**YOUR OBJECTIVE:**
Pull out each line of the records holding the string "time".

**GIVEN RECORDS:**
☆ ☆ ☆

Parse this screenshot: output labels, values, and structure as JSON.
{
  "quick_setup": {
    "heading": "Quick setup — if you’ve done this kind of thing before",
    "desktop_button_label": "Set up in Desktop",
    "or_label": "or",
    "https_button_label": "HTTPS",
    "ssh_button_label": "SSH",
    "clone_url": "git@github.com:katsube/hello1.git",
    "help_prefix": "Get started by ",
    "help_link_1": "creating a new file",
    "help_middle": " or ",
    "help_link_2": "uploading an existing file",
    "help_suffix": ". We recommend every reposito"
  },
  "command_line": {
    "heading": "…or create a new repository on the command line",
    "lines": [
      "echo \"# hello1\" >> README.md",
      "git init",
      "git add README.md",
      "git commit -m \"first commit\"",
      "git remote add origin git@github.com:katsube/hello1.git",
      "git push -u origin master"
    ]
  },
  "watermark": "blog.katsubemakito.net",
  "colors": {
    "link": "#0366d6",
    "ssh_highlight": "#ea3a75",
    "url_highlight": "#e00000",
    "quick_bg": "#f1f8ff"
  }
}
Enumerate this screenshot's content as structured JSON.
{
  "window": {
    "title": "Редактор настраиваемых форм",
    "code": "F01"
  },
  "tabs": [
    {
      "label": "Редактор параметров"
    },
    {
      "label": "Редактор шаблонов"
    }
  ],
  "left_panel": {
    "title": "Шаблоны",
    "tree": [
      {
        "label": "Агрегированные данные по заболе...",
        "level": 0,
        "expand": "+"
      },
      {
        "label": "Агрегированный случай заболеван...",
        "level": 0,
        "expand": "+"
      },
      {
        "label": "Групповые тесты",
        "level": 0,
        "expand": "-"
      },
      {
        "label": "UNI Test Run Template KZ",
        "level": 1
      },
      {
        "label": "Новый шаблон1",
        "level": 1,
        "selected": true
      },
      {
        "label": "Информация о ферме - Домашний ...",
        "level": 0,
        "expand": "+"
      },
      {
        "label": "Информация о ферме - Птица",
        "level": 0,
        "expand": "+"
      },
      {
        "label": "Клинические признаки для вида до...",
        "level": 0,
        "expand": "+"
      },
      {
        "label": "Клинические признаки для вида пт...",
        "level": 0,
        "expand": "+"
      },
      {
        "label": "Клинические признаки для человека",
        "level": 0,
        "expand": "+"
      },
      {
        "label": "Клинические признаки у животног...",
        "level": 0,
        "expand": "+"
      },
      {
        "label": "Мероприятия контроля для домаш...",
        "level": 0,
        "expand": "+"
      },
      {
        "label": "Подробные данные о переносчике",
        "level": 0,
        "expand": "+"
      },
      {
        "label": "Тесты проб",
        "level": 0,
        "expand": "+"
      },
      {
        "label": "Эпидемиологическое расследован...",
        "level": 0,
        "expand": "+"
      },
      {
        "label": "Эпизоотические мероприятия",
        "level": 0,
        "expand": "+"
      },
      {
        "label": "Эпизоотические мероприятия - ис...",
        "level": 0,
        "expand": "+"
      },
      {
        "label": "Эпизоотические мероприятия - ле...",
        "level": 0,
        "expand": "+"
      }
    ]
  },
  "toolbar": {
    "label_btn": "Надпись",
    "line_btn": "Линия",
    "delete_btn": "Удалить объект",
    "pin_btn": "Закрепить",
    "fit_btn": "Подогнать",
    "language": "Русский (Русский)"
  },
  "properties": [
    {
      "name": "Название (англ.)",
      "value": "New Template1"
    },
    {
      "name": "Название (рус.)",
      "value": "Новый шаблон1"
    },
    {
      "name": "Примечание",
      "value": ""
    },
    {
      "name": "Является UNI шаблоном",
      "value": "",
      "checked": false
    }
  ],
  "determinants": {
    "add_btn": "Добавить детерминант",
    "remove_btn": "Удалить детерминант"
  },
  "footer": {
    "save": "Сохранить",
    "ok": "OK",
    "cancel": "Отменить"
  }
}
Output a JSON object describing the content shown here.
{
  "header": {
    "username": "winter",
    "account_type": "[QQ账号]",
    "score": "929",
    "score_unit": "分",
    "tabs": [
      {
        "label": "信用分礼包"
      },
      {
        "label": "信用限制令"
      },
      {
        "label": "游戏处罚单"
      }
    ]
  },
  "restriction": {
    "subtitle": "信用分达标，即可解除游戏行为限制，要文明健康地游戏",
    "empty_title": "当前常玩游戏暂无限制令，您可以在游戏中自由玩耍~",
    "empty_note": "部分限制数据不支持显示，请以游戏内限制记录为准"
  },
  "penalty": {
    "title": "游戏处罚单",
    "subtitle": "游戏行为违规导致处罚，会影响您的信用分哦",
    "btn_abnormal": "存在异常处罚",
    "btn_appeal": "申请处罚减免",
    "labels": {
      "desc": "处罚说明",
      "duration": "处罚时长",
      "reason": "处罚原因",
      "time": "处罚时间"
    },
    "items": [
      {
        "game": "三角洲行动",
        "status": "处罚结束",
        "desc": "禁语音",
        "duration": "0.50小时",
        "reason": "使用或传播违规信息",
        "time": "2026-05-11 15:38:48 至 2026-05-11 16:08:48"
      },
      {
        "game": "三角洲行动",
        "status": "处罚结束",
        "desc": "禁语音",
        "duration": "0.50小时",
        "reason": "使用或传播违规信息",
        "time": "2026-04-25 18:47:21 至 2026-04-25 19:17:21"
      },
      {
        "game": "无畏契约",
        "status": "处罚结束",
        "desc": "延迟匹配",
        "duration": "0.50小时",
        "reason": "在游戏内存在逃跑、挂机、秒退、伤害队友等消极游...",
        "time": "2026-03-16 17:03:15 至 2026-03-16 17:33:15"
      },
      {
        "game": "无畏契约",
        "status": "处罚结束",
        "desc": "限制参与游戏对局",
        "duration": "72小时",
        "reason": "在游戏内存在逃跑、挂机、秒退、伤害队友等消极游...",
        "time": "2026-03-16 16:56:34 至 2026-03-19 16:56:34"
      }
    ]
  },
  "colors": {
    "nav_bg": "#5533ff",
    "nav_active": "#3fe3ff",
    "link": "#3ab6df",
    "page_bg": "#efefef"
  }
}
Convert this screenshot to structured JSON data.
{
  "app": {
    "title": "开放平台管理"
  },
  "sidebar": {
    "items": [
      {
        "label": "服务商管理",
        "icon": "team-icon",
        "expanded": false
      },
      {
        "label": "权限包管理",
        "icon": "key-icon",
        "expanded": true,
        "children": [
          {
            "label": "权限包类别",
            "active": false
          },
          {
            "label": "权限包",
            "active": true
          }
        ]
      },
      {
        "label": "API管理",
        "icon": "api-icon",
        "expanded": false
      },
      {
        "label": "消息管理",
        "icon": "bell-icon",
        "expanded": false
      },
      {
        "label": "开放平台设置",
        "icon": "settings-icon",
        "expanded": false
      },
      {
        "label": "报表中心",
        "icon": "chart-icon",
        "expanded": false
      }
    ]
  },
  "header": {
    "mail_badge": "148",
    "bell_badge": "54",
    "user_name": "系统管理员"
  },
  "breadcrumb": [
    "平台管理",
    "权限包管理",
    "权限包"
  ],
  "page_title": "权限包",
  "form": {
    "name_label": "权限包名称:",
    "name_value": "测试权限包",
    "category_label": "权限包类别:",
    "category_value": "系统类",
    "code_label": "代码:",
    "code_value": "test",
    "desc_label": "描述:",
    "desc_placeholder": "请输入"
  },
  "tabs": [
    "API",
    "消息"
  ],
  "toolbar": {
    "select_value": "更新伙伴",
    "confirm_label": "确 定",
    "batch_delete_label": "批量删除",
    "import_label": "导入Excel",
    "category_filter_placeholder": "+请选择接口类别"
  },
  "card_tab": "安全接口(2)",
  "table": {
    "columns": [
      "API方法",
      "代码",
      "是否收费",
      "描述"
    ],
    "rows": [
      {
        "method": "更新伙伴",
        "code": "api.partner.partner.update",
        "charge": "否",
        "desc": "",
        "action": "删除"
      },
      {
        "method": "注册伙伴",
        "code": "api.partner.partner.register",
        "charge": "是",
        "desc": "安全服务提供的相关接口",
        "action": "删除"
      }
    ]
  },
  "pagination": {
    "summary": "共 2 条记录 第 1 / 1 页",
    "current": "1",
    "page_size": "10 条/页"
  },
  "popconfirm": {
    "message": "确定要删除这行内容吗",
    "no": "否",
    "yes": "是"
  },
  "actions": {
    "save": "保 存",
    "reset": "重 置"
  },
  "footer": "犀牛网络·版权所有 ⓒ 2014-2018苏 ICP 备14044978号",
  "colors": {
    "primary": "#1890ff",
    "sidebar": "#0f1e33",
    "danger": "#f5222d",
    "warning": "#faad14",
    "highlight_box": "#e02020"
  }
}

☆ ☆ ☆

**FINAL ANSWER:**
      "time": "处罚时间"
        "time": "2026-05-11 15:38:48 至 2026-05-11 16:08:48"
        "time": "2026-04-25 18:47:21 至 2026-04-25 19:17:21"
        "time": "2026-03-16 17:03:15 至 2026-03-16 17:33:15"
        "time": "2026-03-16 16:56:34 至 2026-03-19 16:56:34"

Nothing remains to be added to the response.